Raccoons, mice, rats and other critters can be a nuisance to homeowners. They wreak havoc on garbage cans, damage property and can cause destruction in attics and roofs if they decide to nest inside a home. While annoying, rodents and their relatives can also be be very dangerous to household pets.
Raccoons and rats can carry diseases such as rabies, roundworm, canine distemper and leptospirosis which can be spread to pets through contaminated fecal matter, urine, water and bites. This puts outdoor animals like dogs and cats at serious risk of infection and in some cases, these diseases can be fatal for man's best friend.
Rats and mice can act as hosts to a myriad of fleas, mites and ticks which can infect pets and transmit disease through blood exchange. Even though outdoor cats sometimes hunt smaller rodents, pet owners should keep their furry friends away from these potentially dangerous pests and vigilantly monitor their skin for signs of bites or parasites.
In addition to spreading disease, rodents can be dangerously unpredictable. While some larger pests may not display aggressive behavior immediately, they can become very hostile around other animals. To avoid inadvertently putting pets in harm's way, homeowners should keep a close eye on any suspected infestations in the yard or indoors, and ensure their animals have up-to-date vaccinations to prevent disease.
Keeping pests at bay
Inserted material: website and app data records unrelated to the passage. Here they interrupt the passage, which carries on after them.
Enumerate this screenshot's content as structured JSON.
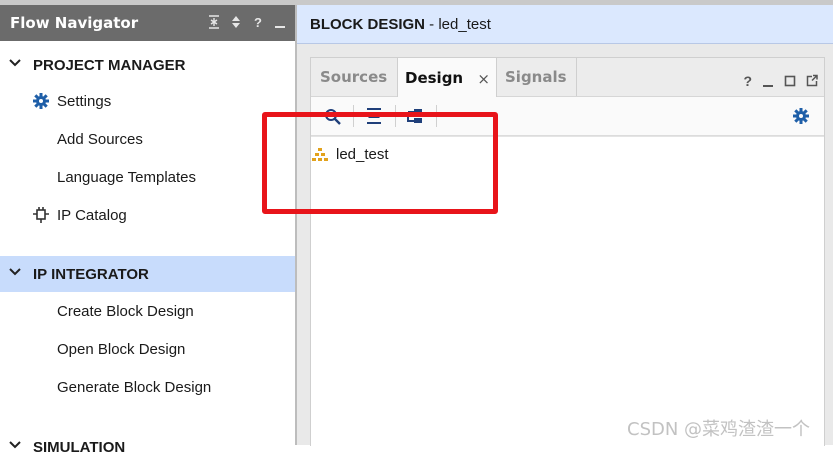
{
  "flow_navigator": {
    "title": "Flow Navigator",
    "header_icons": [
      "collapse-all-icon",
      "sort-icon",
      "help-icon",
      "minimize-icon"
    ],
    "sections": [
      {
        "label": "PROJECT MANAGER",
        "items": [
          {
            "label": "Settings",
            "icon": "gear-icon"
          },
          {
            "label": "Add Sources"
          },
          {
            "label": "Language Templates"
          },
          {
            "label": "IP Catalog",
            "icon": "plug-icon"
          }
        ]
      },
      {
        "label": "IP INTEGRATOR",
        "selected": true,
        "items": [
          {
            "label": "Create Block Design"
          },
          {
            "label": "Open Block Design"
          },
          {
            "label": "Generate Block Design"
          }
        ]
      },
      {
        "label": "SIMULATION"
      }
    ]
  },
  "block_design": {
    "title_prefix": "BLOCK DESIGN",
    "title_suffix": " - led_test"
  },
  "panel": {
    "tabs": [
      {
        "label": "Sources",
        "active": false
      },
      {
        "label": "Design",
        "active": true,
        "close": "×"
      },
      {
        "label": "Signals",
        "active": false
      }
    ],
    "window_icons": [
      "help-icon",
      "minimize-icon",
      "maximize-icon",
      "float-icon"
    ],
    "toolbar_icons": [
      "search-icon",
      "collapse-all-icon",
      "expand-all-icon",
      "settings-gear-icon"
    ],
    "tree": [
      {
        "label": "led_test",
        "icon": "hierarchy-icon"
      }
    ]
  },
  "watermark": "CSDN @菜鸡渣渣一个",
  "colors": {
    "nav_header_bg": "#6b6b6b",
    "selected_row_bg": "#c8dcfc",
    "design_header_bg": "#dbe8fe",
    "accent_blue": "#1f5fa8",
    "highlight_red": "#e8141a"
  }
}
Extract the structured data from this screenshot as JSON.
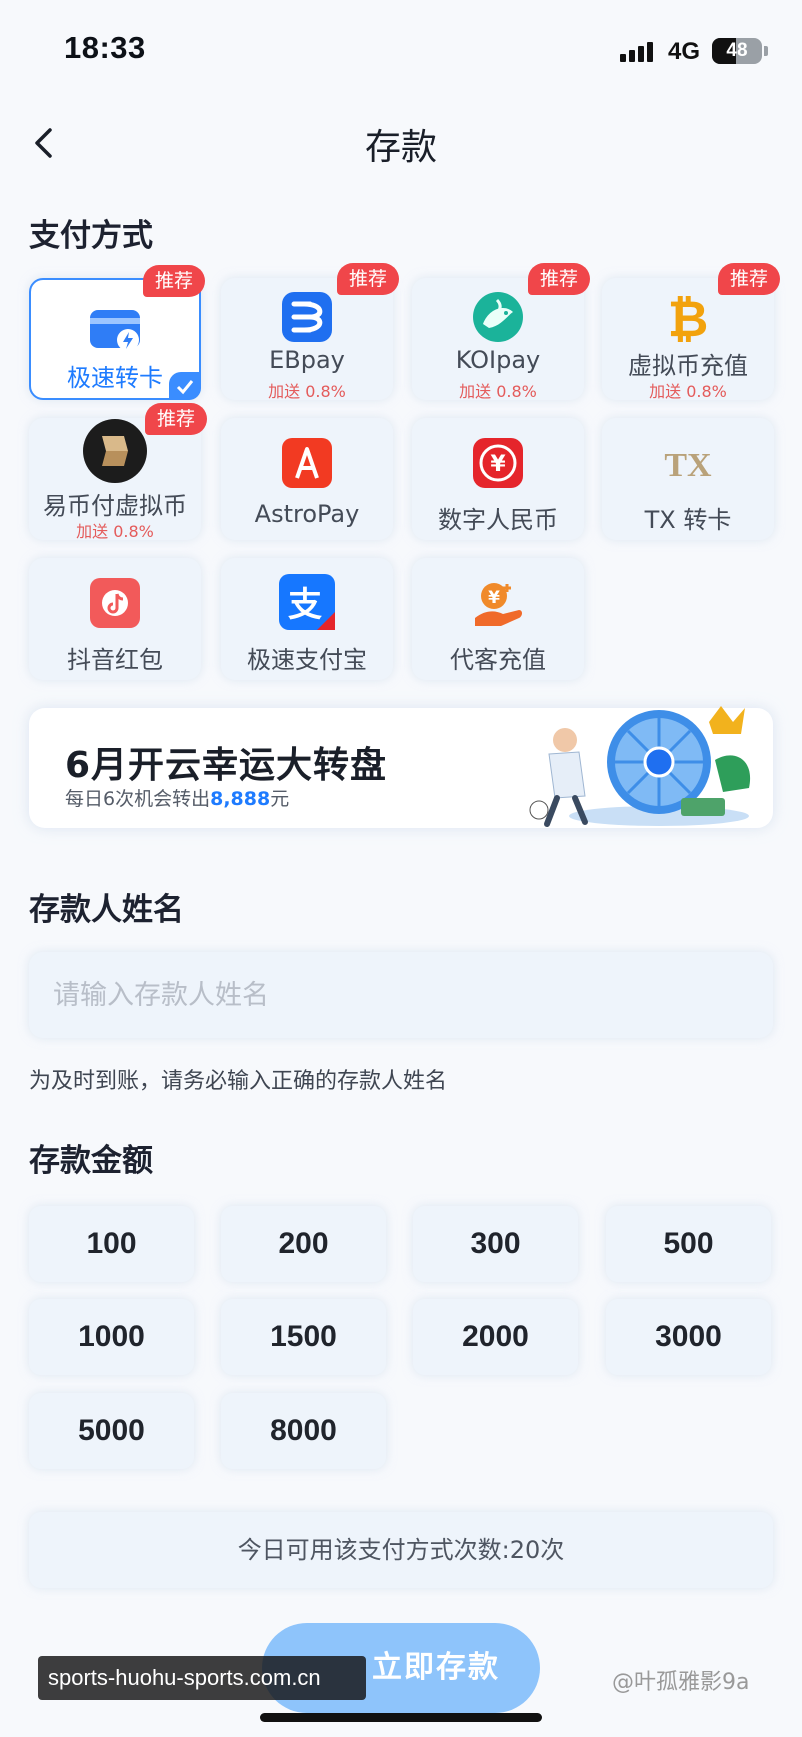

Raccoons and rodents are omnivorous, meaning they'll eat nearly anything – including trash and pet food. Homeowners should always tie garbage bags tightly to avoid making their waste an easy meal and it's also a good idea to vigilantly secure trash can lids and place bins behind a gate or door. It's important to feed pets indoors to avoid luring raccoons or other pests into the backyard. Homeowners should inspect their yards before nightfall to ensure no bones or treats are left outside to attract unwelcome critters.
Preventing a problem
Because raccoons and many rodents are nocturnal, homeowners can avoid contact between pests and pets by keeping dogs and cats indoors at night, but they should keep in mind pests can access homes through pet doors and take necessary measures to secure these entry points overnight.
It's important to remember the dangers pests present to animals can also affect humans, especially small children. Scare tactics such as bright lights and loud noises only work to keep critters away temporarily and larger female animals with litters, such as mother raccoons, are especially aggressive. Raccoons and rodents that are active during the day and don't seem afraid of humans may have rabies, a disease which poses a threat to both pets and humans. In order to protect their pets, families and residences from a potentially dangerous infestation, homeowners should call a rodent control professional at the first sign of a pest problem.